Nashville is a 1975 American satirical musical ensemble comedy-drama film directed by Robert Altman. The film follows various people involved in the country and gospel music businesses in Nashville, Tennessee over a five-day period, leading up to a gala concert for a populist outsider running for President on the Replacement Party ticket.
Nashville is often noted for its scope. The film contains 24 main characters, an hour of musical numbers, and multiple storylines. Its large ensemble cast includes David Arkin, Barbara Baxley, Ned Beatty, Karen Black, Ronee Blakley, Timothy Brown, Keith Carradine, Geraldine Chaplin, Robert DoQui, Shelley Duvall, Allen Garfield, Henry Gibson, Scott Glenn, Jeff Goldblum, Barbara Harris, David Hayward, Michael Murphy, Allan F. Nicholls, Dave Peel, Cristina Raines, Bert Remsen, Lily Tomlin, Gwen Welles, and Keenan Wynn.

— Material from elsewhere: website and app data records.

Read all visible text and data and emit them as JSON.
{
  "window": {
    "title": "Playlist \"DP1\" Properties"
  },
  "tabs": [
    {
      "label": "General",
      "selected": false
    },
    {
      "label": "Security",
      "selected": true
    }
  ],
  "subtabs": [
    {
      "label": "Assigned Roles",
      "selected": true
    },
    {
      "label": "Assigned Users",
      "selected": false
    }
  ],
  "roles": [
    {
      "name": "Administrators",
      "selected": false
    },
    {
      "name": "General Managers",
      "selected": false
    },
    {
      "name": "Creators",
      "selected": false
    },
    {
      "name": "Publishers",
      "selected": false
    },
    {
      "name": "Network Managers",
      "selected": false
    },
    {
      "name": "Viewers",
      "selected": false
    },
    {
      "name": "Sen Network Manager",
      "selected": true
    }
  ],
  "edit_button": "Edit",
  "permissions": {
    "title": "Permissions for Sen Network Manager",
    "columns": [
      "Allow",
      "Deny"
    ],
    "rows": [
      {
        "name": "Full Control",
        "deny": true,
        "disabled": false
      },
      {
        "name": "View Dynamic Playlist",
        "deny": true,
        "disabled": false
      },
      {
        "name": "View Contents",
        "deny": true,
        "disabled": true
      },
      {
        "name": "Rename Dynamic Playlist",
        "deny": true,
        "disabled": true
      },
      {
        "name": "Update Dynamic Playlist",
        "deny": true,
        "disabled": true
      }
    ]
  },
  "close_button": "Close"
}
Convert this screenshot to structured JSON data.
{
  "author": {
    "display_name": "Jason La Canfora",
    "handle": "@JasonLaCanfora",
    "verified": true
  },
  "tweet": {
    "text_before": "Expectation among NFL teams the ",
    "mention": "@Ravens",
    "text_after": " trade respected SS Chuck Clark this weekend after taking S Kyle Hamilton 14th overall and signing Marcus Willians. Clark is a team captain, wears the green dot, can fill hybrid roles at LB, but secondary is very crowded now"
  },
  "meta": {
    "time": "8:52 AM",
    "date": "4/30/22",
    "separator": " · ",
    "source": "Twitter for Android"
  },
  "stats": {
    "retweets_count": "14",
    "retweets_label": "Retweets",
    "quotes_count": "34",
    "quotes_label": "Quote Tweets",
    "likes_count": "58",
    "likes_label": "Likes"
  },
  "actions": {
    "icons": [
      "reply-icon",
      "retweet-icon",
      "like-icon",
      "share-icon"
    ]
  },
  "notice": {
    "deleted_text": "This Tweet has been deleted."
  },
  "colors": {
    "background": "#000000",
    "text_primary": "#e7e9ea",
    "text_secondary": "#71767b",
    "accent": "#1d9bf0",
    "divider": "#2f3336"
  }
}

The screenplay for Nashville was written by Altman's frequent collaborator Joan Tewkesbury, based partly on her experiences as an outsider visiting the city and observing its local music industry. Several incidents she experienced appear in the finished film, though Altman improvised numerous additional scenes and plot strands during filming. The film was shot on location in Nashville in 1974.
Nashville was released by Paramount Pictures in the summer of 1975, and opened to largely positive reviews. It garnered numerous accolades, including five Academy Award nominations, including one win for Best Original Song for Carradine's track "I'm Easy". The film was also nominated for a total of 11 Golden Globe Awards, to date the highest number of nominations received by one film.

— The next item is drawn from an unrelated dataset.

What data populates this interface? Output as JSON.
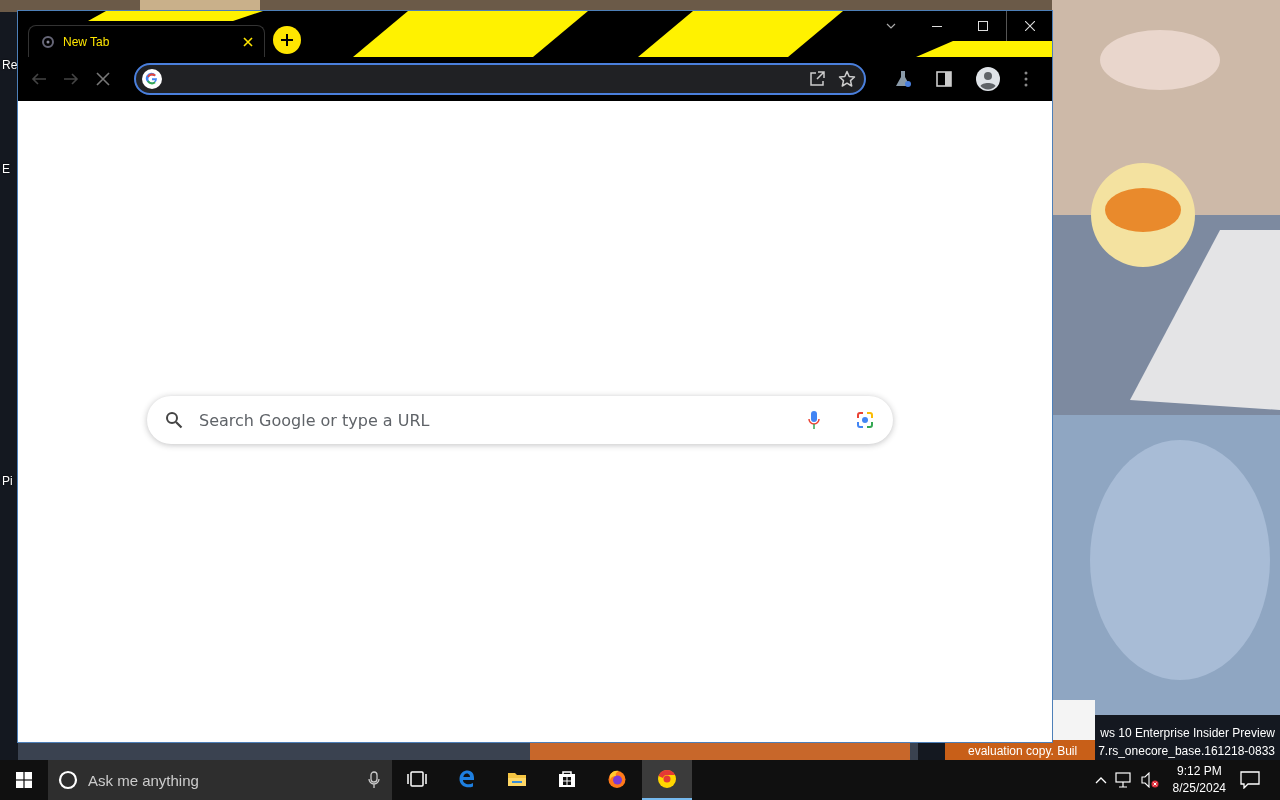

Selected for preservation in the United States National Film Registry in 1992, it is now considered Altman's magnum opus, and one of the greatest films of all time.